The youngest of their four children, Mariela, 20, represented the Mexican state of Jalisco - not far from where the couple was reared in Mexico.
Mariela is a student at Del Mar College in Corpus Christi. All of the Hernandez children have been to college and three enlisted in the military.
“I thank God every day for everything He has given me,” Maria said. “I have received more blessings than I deserve.”
Their eldest, Christina graduated from Texas A&M-Corpus Christi and is currently a captain who is married to a captain in the U.S. Army. Along with her career, she is rearing children and working on a master’s degree.
Sugei finished her schooling and is a sergeant in the Army and Artemio also joined the service.
Alex planned to enlist as well, but Maria asked him to go to technical college instead and he complied. Now he is a successful mechanic.
“Three of my children have served this country and I wanted him to do something else,” she said.
Artemio and Maria began life in Morelia, Michoacan, Mexico. As a 7-year-old growing up in one of the hottest climates in Mexico, Maria and her siblings walked five miles every day to work in the fields. Their mother carried a clay pot along. The children picked a few bananas on the way.
“The boss had cows,” she said. “We went to work very early when he was still milking. He filled my mother’s clay pot with milk so we had bananas and milk for breakfast.”
By 5:30 in the afternoon, they were back at home. The next day would begin before daylight.
“My mother raised eight children by herself,” Maria said. “We had a happy life, an awesome one, but little chance for an education. Artemio and I wanted a better life for our children.”
As teens in February, 1979, the couple decided to change the course of their lives. They set out for Texas with only the clothes on their backs and one extra set in a sack.
“If they got wet, we didn’t have anything,” she said.
The journey was “the worst nightmare anyone can live,” Maria said. “The moon was shining but we kept walking into cactus. It was so cold, we slept on the fence, and it got so bad, we thought about turning ourselves in.”
They stayed with a lady in Santa Maria for a week. The journey resumed but ended at a little store so their driver could purchase a drink.
“Then we saw the police lights flashing,” Maria said.
The couple were interrogated and deported.
“For the next three months we worked hard to save enough money to try it again,” Maria said. “We didn’t have children but we wanted our future kids’ lives to be brighter.”
In her Mexican community, the only work available was farming.

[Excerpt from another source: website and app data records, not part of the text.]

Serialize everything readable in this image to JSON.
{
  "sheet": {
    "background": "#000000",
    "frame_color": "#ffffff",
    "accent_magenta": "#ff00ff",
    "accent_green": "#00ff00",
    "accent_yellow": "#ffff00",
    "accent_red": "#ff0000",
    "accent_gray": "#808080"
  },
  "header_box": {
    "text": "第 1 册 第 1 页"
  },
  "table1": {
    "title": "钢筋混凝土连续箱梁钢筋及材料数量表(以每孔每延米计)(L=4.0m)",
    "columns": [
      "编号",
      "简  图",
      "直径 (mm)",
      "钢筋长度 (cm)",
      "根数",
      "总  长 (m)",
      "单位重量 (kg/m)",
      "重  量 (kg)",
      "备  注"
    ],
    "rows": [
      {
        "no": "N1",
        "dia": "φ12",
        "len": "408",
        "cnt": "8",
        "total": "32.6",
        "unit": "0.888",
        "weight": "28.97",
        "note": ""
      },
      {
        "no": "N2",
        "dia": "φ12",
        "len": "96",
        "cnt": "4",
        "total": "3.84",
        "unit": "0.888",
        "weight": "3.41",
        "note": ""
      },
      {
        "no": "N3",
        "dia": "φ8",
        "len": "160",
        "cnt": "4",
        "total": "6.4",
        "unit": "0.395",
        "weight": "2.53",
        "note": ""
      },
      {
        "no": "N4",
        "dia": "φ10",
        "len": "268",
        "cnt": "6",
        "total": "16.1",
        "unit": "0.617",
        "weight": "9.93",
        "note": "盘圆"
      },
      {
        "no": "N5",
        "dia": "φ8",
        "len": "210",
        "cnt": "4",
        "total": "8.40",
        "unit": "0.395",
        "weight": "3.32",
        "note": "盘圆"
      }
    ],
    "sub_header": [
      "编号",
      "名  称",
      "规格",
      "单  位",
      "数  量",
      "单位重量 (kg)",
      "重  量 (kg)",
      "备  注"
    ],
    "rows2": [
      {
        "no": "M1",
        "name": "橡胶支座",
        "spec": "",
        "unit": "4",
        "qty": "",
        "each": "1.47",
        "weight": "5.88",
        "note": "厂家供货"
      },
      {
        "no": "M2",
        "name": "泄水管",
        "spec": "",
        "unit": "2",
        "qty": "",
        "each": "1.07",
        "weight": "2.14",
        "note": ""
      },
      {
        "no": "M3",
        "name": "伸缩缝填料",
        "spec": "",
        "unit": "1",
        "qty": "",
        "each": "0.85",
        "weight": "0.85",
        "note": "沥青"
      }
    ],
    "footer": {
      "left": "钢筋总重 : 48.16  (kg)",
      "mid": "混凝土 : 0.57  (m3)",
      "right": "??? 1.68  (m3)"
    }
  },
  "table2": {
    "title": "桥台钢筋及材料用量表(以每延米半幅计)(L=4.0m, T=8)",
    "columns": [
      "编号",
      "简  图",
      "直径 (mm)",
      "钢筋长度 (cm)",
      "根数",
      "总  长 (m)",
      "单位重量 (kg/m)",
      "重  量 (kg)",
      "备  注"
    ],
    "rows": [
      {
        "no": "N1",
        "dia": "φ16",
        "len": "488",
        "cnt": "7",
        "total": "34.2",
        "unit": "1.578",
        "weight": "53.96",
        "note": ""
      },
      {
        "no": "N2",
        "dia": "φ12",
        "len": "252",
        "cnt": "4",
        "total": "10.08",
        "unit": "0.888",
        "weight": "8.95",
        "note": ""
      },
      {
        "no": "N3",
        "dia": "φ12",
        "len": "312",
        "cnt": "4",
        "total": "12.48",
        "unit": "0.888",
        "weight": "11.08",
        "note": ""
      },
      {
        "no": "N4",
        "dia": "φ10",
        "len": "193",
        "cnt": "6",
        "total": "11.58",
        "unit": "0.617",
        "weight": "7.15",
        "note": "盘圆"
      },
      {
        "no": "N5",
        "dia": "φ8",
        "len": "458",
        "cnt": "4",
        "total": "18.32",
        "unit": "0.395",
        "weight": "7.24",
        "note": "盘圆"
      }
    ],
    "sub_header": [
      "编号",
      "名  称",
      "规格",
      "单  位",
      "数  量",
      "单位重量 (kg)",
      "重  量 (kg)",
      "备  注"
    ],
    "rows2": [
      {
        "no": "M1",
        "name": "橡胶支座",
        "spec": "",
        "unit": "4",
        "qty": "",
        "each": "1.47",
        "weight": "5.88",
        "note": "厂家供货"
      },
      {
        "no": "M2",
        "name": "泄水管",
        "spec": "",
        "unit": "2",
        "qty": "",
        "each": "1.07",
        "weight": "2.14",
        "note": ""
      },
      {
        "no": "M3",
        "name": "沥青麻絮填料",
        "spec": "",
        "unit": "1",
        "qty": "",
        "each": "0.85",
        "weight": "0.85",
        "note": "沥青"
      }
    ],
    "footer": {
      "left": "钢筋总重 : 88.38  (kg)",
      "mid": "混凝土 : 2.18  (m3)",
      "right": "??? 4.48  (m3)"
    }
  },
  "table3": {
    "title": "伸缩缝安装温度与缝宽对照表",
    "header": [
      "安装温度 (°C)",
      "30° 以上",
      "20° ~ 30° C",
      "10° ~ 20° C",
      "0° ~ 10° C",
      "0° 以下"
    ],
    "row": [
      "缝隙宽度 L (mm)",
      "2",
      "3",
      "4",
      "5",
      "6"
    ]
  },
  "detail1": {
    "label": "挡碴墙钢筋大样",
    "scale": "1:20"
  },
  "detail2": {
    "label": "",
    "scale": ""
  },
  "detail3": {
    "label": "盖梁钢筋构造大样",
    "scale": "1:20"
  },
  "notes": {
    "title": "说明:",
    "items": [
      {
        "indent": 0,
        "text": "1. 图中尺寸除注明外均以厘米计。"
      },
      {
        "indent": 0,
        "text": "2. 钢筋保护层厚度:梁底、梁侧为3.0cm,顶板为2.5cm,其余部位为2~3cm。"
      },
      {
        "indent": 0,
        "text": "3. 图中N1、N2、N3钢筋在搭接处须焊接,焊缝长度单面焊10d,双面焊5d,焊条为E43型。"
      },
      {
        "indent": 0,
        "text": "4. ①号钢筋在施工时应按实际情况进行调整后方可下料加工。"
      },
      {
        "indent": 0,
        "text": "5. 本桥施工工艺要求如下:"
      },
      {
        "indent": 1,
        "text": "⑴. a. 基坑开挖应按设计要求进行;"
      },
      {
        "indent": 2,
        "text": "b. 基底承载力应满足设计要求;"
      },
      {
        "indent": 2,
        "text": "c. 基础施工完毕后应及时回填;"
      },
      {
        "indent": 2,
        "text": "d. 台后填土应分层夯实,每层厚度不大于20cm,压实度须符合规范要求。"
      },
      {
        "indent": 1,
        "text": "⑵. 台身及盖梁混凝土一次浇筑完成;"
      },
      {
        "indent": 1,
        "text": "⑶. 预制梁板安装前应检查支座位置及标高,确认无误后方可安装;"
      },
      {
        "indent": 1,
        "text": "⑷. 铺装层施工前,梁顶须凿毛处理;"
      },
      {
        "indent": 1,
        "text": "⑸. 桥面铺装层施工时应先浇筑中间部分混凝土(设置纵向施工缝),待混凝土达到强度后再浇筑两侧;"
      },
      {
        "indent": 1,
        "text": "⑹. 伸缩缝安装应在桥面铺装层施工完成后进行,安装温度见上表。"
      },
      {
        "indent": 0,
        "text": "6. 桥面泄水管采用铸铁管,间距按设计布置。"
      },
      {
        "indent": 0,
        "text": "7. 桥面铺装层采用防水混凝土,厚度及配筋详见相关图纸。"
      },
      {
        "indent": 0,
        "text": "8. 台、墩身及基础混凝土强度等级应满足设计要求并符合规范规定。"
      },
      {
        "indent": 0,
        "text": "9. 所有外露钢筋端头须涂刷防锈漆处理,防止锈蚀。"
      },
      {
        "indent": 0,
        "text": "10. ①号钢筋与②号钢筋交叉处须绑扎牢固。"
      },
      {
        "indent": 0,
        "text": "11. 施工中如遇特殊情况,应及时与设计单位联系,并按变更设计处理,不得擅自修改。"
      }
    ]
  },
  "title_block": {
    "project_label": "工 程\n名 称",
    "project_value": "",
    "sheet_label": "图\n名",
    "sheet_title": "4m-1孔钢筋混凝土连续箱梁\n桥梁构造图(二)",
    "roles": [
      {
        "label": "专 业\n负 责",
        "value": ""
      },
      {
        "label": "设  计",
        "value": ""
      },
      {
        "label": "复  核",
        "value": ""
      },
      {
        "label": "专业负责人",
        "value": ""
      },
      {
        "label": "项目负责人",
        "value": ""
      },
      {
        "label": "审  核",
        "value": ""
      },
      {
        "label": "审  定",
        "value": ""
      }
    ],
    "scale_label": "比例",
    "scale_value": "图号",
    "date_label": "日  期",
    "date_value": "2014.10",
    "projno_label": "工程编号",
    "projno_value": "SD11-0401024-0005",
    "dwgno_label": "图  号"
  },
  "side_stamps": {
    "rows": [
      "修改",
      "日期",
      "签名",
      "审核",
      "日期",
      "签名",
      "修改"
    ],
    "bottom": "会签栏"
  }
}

With a drought in progress, corn fields dried up and corn for tortillas was too expensive.
“Nobody had corn,” she said. “I remember my grandmother saying she was tired of eating flour tortillas but that’s all we had.”
Their next attempt to immigrate was successful and they made it to Refugio.
“My husband took a job on a ranch for $7 a day,” Maria said.
Unable to make a living, they moved to Florida to pick oranges for $700 per week.
“Unlike the long work hours on the ranch, by two or three in the afternoon, we were home,” she said.
After the harvest, they moved to Dallas. But city life was not palatable for the young couple so they came home to Refugio.
The immigration Reform and Control Act of 1986 signed into law by President Ronald Reagan was a godsend for the family. Maria and Artemio were able to come out of the shadows and apply for amnesty.
After the five-year waiting period, they became citizens.
“We live with pride, enjoy life and have fun the good way — with family,” Maria said.
But she will never forget her roots.
“Mother taught me so much and from her I learned to appreciate what I’ve been given,” she said. “She is 84 and lives by herself. She grinds her own corn for her tortillas and likes to build a fire outside to cook on because she says it tastes better.”
Diagnosed with terminal cancer 15 year’s ago, Maria’s mother was given only months to live. She refused chemotherapy and radiation so Maria brought her to Refugio to take care of her. Her health improved.
“One day, she told me she was going for a walk,” Maria said. “I told her breakfast would be ready when she got home.”
Her mother never returned.
As Maria searched frantically, she learned that her mother had walked to one of the restaurants on the highway in Refugio and boarded a bus for Mexico.
Three days later, the cancer patient arrived back in her community in Mexico.
“Without papers, she said she felt like a bird in a cage,” Maria said. “She didn’t like being afraid and wanted her freedom back so she went back to her homeland.”
Artemio and Maria built a modest home for her and visit as often as possible.
“Refugio is home to us, now and the community is like a family,” Maria said. “I love this town and the people.”
Maria has been employed at the school for 18 years. Her only regret is not having had the opportunity to obtain an education.
“I’ve tried to teach my children that life is about keeping your spirit going even if you stumble along the way... but most important, you never give up,” Maria said.
Many years have passed since the two scared teens ran in the dead of winter across fields laden with cactus. The youngsters didn’t come in search of a handout or free ride, but to fulfill a dream for a better life for their children.
As Mariela, the youngest of their children, was crowned queen of the 53rd Feria de las Flores, the Hernandez’s well-traveled journey to fulfill a lifelong dream of a better life for their offspring reached fruition. It was pure joy.